- Scott H Young - https://www.scotthyoung.com/blog -

Play is Learning

Why do we play? Whether it’s games, sports or just joking around, people spend a lot of time playing. Children spend the most time playing, but we continue even after we grow up.

The simplest answer is that playing is fun. Games, sports, hobbies and other activities are enjoyable, and so we like to fill our spare time with play.

But this just pushes the question back. Why do we find play fun?

Animals play too. Dogs wrestle. Cats stalk. Animals of all kinds engage in behaviors we easily recognize as play. And, from this perspective, it’s easier to distance ourselves from the direct experience of playing and look at it from a more objective lens.

What we find is that play is about learning. Play is a way for animals to train skills—hunting, stalking, fleeing, raising children and socializing. Play is the same for human animals as well. Rather than being a superfluous leisure activity, play is important work building the skills which allow us to live in the world.

Why Don’t We See Play as Learning?

If I asked you to think of the best example of learning, I doubt many people would pick playing around. Learning is serious. Play is fun.

I suspect that the reason for this is that school has become such a central example of learning that we tend to think of learning in terms of activities that are most similar to academics. Reading a book = learning. Playing tag = fun, unserious activity.

Yet play is the original learning activity. We engage in it spontaneously because millions of years of evolution have found it to be the most useful way to learn important skills. In contrast, the scholastic mode of learning is and incredibly recent (and not always successful) mode of learning we haven’t been hardwired to enjoy.

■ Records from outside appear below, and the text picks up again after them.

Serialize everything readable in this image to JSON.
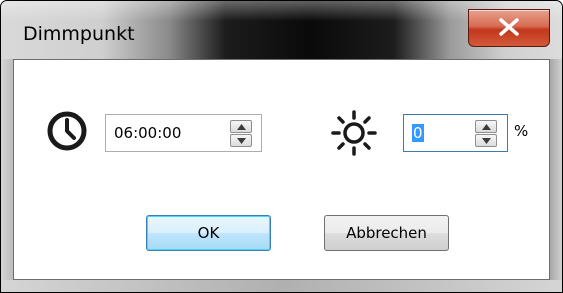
{
  "window": {
    "title": "Dimmpunkt",
    "close_icon": "close-x-icon"
  },
  "time_field": {
    "icon": "clock-icon",
    "value": "06:00:00",
    "spin_up_icon": "spin-up-arrow-icon",
    "spin_down_icon": "spin-down-arrow-icon"
  },
  "brightness_field": {
    "icon": "sun-icon",
    "value": "0",
    "unit": "%",
    "spin_up_icon": "spin-up-arrow-icon",
    "spin_down_icon": "spin-down-arrow-icon"
  },
  "buttons": {
    "ok_label": "OK",
    "cancel_label": "Abbrechen"
  },
  "colors": {
    "close_button": "#c2371c",
    "selection": "#3399ff",
    "ok_focus": "#3c7fb1"
  }
}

Playing > Studying

A good reason for preferring play to study is that playing tends to encourage learning the way our brains actually work.

Consider learning to play a game, like chess.

A scholastic approach would begin with a lecture. You sit and listen as the teacher explains the piece moves, castling and en passant. Forks, pins and skewers. Zugzwang.

Then some homework assignments. Chess problems. Memorize opening patterns. “What is the King’s Indian Defense?” Problem sets to be handed in Monday, graded for the following week.

All this culminating in some kind of final exam—a thorough test of the definitions, concepts and ideas presented in the class, and no more. After all, to test you on something you hadn’t been taught would be unfair.

Compare this to just playing a lot of chess. Perhaps this latter strategy would miss some opportunities, but it does vastly better than the hypothetical chess pedagogy above.

The reason playing chess trumps the formal academic approach is that to play chess you must transfer knowledge and skills to actual games. Play, by simulating real chess, does this quite well. Study, by memorizing and reviewing abstract concepts, does not—and so it often fails to make an impact when you’d naively expect it would.

Your Study Should Be More Like Play

Nobody teaches chess this way. We understand that, at the very least, you must play some actual chess games. Memorizing concepts, definitions and abstracted problems isn’t enough.

But is this not how we teach languages? Mathematics? Science? History? The above formula is played out for most subjects, yet the critique for chess applies to them as well.

If you want to learn something deeply and well, your studying needs to look more like play. Fiddling with things. Inventing challenges and struggling to solve them. Imagining what-ifs, how-abouts and why-nots.

Play is how you were meant to learn. You enjoy play because you enjoy learning. Most people dislike formal study because, outside of the classroom, it’s not a terribly efficient way to learn.

Richard Feynman: Master of Play

It’s easy to think of games like chess as being learned by play. But how could you learn a serious subject, like physics, through play?

This, I’ll argue, is how famous physicist Richard Feynman learned it. 

It started as a child, repairing radios that had broken down. Tinkering and fiddling led to recognizing that you could solve things by thinking about them.

Later, as a student, he would invent problems for himself. Why does a spinning plate wobble the way it does?

Finally, it got applied to the deepest problems in physics, eventually winning him a Nobel prize.

Feynman is a vivid example, but most great thinkers, scientists and artists learned through play. Whenever you’re learning anything, if you can ask yourself, “How do I make this more like a game? How do I tinker, experiment, imagine and fiddle around with this?” you’ll be much better off than if you merely study.